Aim of the exercise: Print the listing in full, keeping every line exactly as it is.

Supplied data:
- Opening Delimiter -

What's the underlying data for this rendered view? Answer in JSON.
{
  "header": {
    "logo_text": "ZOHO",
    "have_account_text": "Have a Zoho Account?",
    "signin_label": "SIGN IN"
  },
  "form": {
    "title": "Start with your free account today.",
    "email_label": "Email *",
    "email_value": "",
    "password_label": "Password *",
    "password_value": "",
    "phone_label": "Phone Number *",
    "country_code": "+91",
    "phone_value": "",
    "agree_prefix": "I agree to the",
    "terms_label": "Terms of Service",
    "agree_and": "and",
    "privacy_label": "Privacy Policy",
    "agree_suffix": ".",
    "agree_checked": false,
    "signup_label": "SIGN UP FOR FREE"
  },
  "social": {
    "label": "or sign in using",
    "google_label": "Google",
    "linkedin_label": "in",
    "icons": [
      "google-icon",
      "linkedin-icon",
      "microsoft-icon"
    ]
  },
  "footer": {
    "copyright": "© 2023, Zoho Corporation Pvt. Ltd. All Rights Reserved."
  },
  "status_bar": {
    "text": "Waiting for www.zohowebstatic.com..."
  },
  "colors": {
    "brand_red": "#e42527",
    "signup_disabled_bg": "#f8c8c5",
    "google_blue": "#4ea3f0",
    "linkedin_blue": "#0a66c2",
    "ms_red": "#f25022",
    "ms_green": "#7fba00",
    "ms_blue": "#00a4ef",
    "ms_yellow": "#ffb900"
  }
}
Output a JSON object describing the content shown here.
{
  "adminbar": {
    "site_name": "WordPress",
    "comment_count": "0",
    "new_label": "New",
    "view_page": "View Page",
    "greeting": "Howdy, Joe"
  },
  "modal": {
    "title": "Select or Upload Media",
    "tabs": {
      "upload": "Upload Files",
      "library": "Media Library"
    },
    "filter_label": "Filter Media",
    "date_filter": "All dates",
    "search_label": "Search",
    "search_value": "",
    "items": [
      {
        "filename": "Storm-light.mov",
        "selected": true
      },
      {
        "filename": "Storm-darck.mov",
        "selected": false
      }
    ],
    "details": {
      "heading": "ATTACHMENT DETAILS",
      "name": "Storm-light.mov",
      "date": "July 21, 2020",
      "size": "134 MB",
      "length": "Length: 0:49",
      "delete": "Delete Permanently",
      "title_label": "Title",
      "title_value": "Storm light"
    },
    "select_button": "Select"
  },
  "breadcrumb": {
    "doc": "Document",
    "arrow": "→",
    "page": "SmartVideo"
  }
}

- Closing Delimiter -

Written response:
What's the underlying data for this rendered view? Answer in JSON.
{
  "header": {
    "logo_text": "ZOHO",
    "have_account_text": "Have a Zoho Account?",
    "signin_label": "SIGN IN"
  },
  "form": {
    "title": "Start with your free account today.",
    "email_label": "Email *",
    "email_value": "",
    "password_label": "Password *",
    "password_value": "",
    "phone_label": "Phone Number *",
    "country_code": "+91",
    "phone_value": "",
    "agree_prefix": "I agree to the",
    "terms_label": "Terms of Service",
    "agree_and": "and",
    "privacy_label": "Privacy Policy",
    "agree_suffix": ".",
    "agree_checked": false,
    "signup_label": "SIGN UP FOR FREE"
  },
  "social": {
    "label": "or sign in using",
    "google_label": "Google",
    "linkedin_label": "in",
    "icons": [
      "google-icon",
      "linkedin-icon",
      "microsoft-icon"
    ]
  },
  "footer": {
    "copyright": "© 2023, Zoho Corporation Pvt. Ltd. All Rights Reserved."
  },
  "status_bar": {
    "text": "Waiting for www.zohowebstatic.com..."
  },
  "colors": {
    "brand_red": "#e42527",
    "signup_disabled_bg": "#f8c8c5",
    "google_blue": "#4ea3f0",
    "linkedin_blue": "#0a66c2",
    "ms_red": "#f25022",
    "ms_green": "#7fba00",
    "ms_blue": "#00a4ef",
    "ms_yellow": "#ffb900"
  }
}
Output a JSON object describing the content shown here.
{
  "adminbar": {
    "site_name": "WordPress",
    "comment_count": "0",
    "new_label": "New",
    "view_page": "View Page",
    "greeting": "Howdy, Joe"
  },
  "modal": {
    "title": "Select or Upload Media",
    "tabs": {
      "upload": "Upload Files",
      "library": "Media Library"
    },
    "filter_label": "Filter Media",
    "date_filter": "All dates",
    "search_label": "Search",
    "search_value": "",
    "items": [
      {
        "filename": "Storm-light.mov",
        "selected": true
      },
      {
        "filename": "Storm-darck.mov",
        "selected": false
      }
    ],
    "details": {
      "heading": "ATTACHMENT DETAILS",
      "name": "Storm-light.mov",
      "date": "July 21, 2020",
      "size": "134 MB",
      "length": "Length: 0:49",
      "delete": "Delete Permanently",
      "title_label": "Title",
      "title_value": "Storm light"
    },
    "select_button": "Select"
  },
  "breadcrumb": {
    "doc": "Document",
    "arrow": "→",
    "page": "SmartVideo"
  }
}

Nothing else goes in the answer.